Astronomers from the Leiden Observatory, Netherlands, and the University of Rochester, New York, have discovered a massive ring system obscuring the light of the young star J1407b. It is believed that the rings belong to a massive planet or possibly a brown dwarf, with an orbital period of roughly 10 years. The giant planet boasts a ring system around 200 times larger than that of Saturn, whose own rings were heavily depleted in the act of creating its many moons. Read More
A new scientific instrument for detecting and observing remote exoplanets has been successfully installed on Unit 3 of the ESO's Very Large Telescope (VLT). The Spectro-Polarimetric High-contrast Exoplanet REsearch instrument, or SPHERE, recently returned its first set of images and is promised to revolutionize the exploration and study of these distant celestial bodies. Read More

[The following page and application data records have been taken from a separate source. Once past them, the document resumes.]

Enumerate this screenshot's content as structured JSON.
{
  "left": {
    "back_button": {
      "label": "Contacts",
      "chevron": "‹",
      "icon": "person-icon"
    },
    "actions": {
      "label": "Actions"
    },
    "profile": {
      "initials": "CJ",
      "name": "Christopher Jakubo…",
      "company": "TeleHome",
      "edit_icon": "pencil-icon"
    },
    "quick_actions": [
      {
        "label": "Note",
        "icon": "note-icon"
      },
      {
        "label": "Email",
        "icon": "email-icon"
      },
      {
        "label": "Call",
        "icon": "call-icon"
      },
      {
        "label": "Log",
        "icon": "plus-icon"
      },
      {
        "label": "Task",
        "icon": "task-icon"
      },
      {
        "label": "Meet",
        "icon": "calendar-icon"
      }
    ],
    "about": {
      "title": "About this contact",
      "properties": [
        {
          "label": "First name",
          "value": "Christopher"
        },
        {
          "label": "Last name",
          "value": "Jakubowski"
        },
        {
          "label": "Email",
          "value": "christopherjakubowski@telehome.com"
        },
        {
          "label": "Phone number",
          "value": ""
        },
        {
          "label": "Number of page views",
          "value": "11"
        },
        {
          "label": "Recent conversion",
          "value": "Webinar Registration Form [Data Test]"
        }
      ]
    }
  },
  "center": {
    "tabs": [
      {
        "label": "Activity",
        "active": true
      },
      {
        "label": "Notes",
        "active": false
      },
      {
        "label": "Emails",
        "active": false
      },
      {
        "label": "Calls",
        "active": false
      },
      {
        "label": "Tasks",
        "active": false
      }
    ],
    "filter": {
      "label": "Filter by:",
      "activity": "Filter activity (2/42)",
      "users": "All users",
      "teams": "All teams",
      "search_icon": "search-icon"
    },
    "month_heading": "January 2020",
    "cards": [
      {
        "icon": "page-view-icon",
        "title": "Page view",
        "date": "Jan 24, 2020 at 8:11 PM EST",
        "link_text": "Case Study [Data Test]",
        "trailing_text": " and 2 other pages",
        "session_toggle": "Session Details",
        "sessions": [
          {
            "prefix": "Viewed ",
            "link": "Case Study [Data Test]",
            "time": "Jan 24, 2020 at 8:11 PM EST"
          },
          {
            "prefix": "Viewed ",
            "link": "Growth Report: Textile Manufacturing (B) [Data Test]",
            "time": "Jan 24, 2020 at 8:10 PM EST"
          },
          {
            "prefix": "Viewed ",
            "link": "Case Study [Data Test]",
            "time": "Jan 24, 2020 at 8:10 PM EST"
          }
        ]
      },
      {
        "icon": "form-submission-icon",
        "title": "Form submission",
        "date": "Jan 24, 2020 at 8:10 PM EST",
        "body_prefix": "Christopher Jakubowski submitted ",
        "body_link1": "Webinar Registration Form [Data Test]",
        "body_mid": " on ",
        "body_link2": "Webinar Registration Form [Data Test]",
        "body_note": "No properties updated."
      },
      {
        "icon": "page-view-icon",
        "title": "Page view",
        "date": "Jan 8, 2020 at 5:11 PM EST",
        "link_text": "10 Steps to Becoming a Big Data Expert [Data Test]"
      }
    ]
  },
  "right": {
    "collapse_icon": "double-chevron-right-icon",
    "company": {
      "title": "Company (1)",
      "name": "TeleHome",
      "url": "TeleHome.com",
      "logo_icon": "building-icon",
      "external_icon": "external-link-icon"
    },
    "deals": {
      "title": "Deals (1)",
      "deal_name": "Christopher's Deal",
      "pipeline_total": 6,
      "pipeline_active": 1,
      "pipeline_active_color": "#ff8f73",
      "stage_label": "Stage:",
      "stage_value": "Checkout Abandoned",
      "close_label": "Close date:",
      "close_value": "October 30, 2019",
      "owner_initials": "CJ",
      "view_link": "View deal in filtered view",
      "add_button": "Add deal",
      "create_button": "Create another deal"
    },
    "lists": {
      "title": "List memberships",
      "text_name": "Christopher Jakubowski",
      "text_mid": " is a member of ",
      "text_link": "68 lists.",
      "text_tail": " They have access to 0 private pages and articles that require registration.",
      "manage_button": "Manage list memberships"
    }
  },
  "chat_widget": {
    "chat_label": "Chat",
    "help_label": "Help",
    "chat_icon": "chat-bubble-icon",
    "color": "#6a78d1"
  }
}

Using an infrared camera, astronomers at the University of Montreal have discovered and directly imaged GU Psc b, a planet with a mass 10 times greater than Jupiter's and orbiting its star at 2,000 times the distance between Earth and our sun. This very rare find will encourage scientists to start looking for exoplanets in places where, thus far, they hadn't even thought to look. Read More
Astronomers have developed a new visible-light adaptive optics (AO) system for the 6.5 meter diameter Magellan-Clay telescope in Chile's Atacama desert. The new AO system replaces the secondary mirror of the telescope with a thin adaptive mirror that can be deformed by its 585 mechanical actuators at a rate of more than 1000 times a second to correct for the image smearing effects of atmospheric turbulence. The result is the sharpest astronomical images ever produced – more than twice as sharp as can be achieved by the Hubble space telescope viewing objects through the vacuum of space. Read More
Slated for completion by 2020, the Giant Magellan Telescope (GMT) will combine seven of the largest and most precisely built telescope mirrors, to offer image resolutions 10 times greater than Hubble at around one third of the cost. The telescope will be used to study the early universe and answer open questions on dark matter, supermassive black holes, and the nature of planets beyond our solar system. Read More
While the number of exoplanets so far identified is steadily marching towards the 1000 mark, fewer than twenty have been discovered in the course of direct observation by astronomical telescopes. Four of them (HR 8977 b,c,d,and e) circle an unprepossessing A5 star called HR 8977, which lies about 130 light-years distant from Earth. Thanks to the little-known astrophysics research arm of the American Museum of Natural History (AMNH), we now have the ability to examine the makeup of their atmospheres by taking simultaneous spectrographs of all four planets. Read More
The verse “Twinkle, twinkle little star, how I wonder what you are” could, in fact, refer to the frustration felt by astronomers trying to view celestial objects obscured by turbulence in the earth’s atmosphere. It’s that turbulence that causes stars and other heavenly bodies to twinkle, and it’s one of the reasons that space-based telescopes like the Hubble can see those objects more clearly than telescopes down here on the ground. Recently, however, a team of astronomers from the University of Arizona developed a technique that allows them to effectively turn off the twinkling over a large field of view, allowing them to get Hubble-quality images in a fraction of the usual time. Read More
While the twinkle of stars may delight poets and lovers, for a scientist it’s simply evidence of the atmospheric disturbance that blurs and distorts detail in deep space images. Combining an incredible 1500 exposures a second capability with an extremely sensitive CCD220 image sensor, the OCam camera is able to analyze and correct these distortions, enabling pictures taken through Very Large Telescopes (VLT) on Earth to be as sharp as those taken from space. Read More